Unwalla is all praise for the "kind, humble, down-to-earth soul" that is Justice Pardiwala.
"He was always way ahead of his age and he is one of the most soft-spoken and sober human beings I have seen, apart from having humility and sobriety as a judge and a lawyer also. It spoke volumes," he said.
As a lawyer, Unwalla found that Pardiwala had an "enormous persuasive power" and was able to simplify and explain the most complicated of things.
"I have seen him as a lawyer and as a judge as far as the living style is concerned. After becoming a judge, he was wedded to his work. He is a wonderful husband, son, father and brother," he revealed.
On the Collegium's decision to recommend Justice Pardiwala, the senior lawyer thinks that the move has only increased the hope, faith and the trust in the hearts and the minds of the people.
"I hail and salute them for picking up such honest judges," he said.
During his time at the Gauhati High Court, Justice Dhulia decided on the claim that government-funded madrasas were minority institutions established and administered by the minority community. In that judgment, he held that though a religious minority has a right to establish and administer an educational institution of its choice, once such an institution starts getting maintained wholly out of State funds, religious instructions cannot be imparted in such an institution.
AG Saikia says that the judgment authored by the Chief Justice in February, 2022, has not been challenged till date.
In a public interest litigation in relation to violent clashes during the eviction drive in the state, Justice Dhulia in October, 2021, famously remarked,
His Bench highlighted the plight of women prisoners, labeled foreigners, and their children who continued to languish in jails during the raging COVID-19 pandemic. It had directed the Court-appointed High Powered Committee to consider the fate of such persons under “special circumstances” during the pandemic’s second wave.
A verdict from the Gujarat High Court on the topic of marital rape created a lot of buzz in 2018. The judge who authored it was none other than Justice Pardiwala, who said,
“A law that does not give married and unmarried women equal protection creates conditions that lead to the marital rape.”
The judge was hearing a case where a woman had accused her husband of rape. The opinion given in an expansive 150-page judgment is still considered a progressive step towards criminalisation of an act, which is often debated upon and is currently under judicial scrutiny of the Delhi High Court, which is yet to pronounce its decision on the issue.

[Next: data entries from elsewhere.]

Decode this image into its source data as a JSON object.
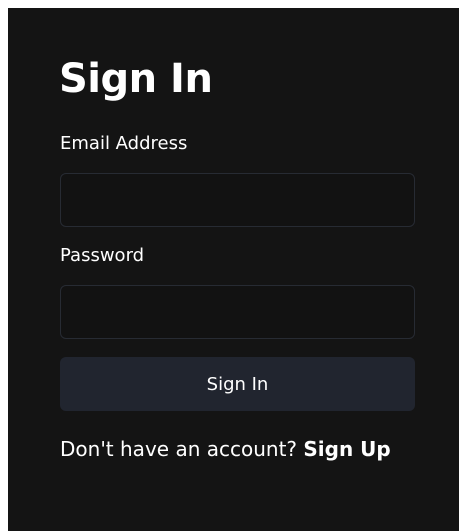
{
  "form": {
    "title": "Sign In",
    "email_label": "Email Address",
    "email_value": "",
    "email_placeholder": "",
    "password_label": "Password",
    "password_value": "",
    "password_placeholder": "",
    "submit_label": "Sign In",
    "no_account_text": "Don't have an account? ",
    "signup_link_label": "Sign Up"
  },
  "colors": {
    "page_background": "#ffffff",
    "card_background": "#141414",
    "input_border": "#272b33",
    "button_background": "#21252f",
    "text": "#ffffff"
  }
}
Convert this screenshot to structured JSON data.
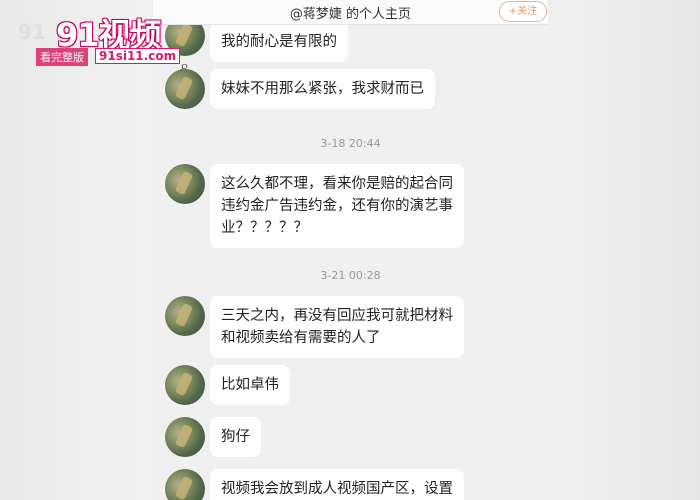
{
  "watermark": {
    "brand": "91视频",
    "ghost": "91",
    "badge": "看完整版",
    "domain": "91si11.com"
  },
  "header": {
    "title": "@蒋梦婕 的个人主页",
    "follow_label": "+关注"
  },
  "messages": [
    {
      "text": "我的耐心是有限的"
    },
    {
      "text": "妹妹不用那么紧张，我求财而已"
    },
    {
      "line1": "这么久都不理，看来你是赔的起合同",
      "line2": "违约金广告违约金，还有你的演艺事",
      "line3": "业？？？？？"
    },
    {
      "line1": "三天之内，再没有回应我可就把材料",
      "line2": "和视频卖给有需要的人了"
    },
    {
      "text": "比如卓伟"
    },
    {
      "text": "狗仔"
    },
    {
      "text": "视频我会放到成人视频国产区，设置"
    }
  ],
  "timestamps": [
    "3-18 20:44",
    "3-21 00:28"
  ]
}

In the same year, the judge heard a case seeking quashing of criminal proceedings against the parents-in-law of a woman, who had met her husband through a social media platform. Without mincing his words, Justice Pardiwala remarked,
“This is one of those modern marriages fixed on Facebook, therefore, bound to fail.”
The Court, however, suggested settlement, given the age of the persons involved in the matter.
During the height of the pandemic in 2020, Justice Pardiwala was part of the Bench that declined, for a third time, to give permission for the conduct of the Lord Jagannath Rath Yatra at Ahmedabad.
The hearing in that case began at 00:45 AM and the order was pronounced at 2:00AM.
The same Bench, headed by then Chief Justice Vikram Nath, constantly urged the State government to pull up its socks to deal with various issues posed by the pandemic. In another order, the Bench urged the State government to draw up a policy to impose community service as a penalty on those who failed to wear face masks in public places.
Later that year, the Bench expressed displeasure over government inaction in implementing its directions on the disposal of claims made by Tribal communities under the Forest Rights Act.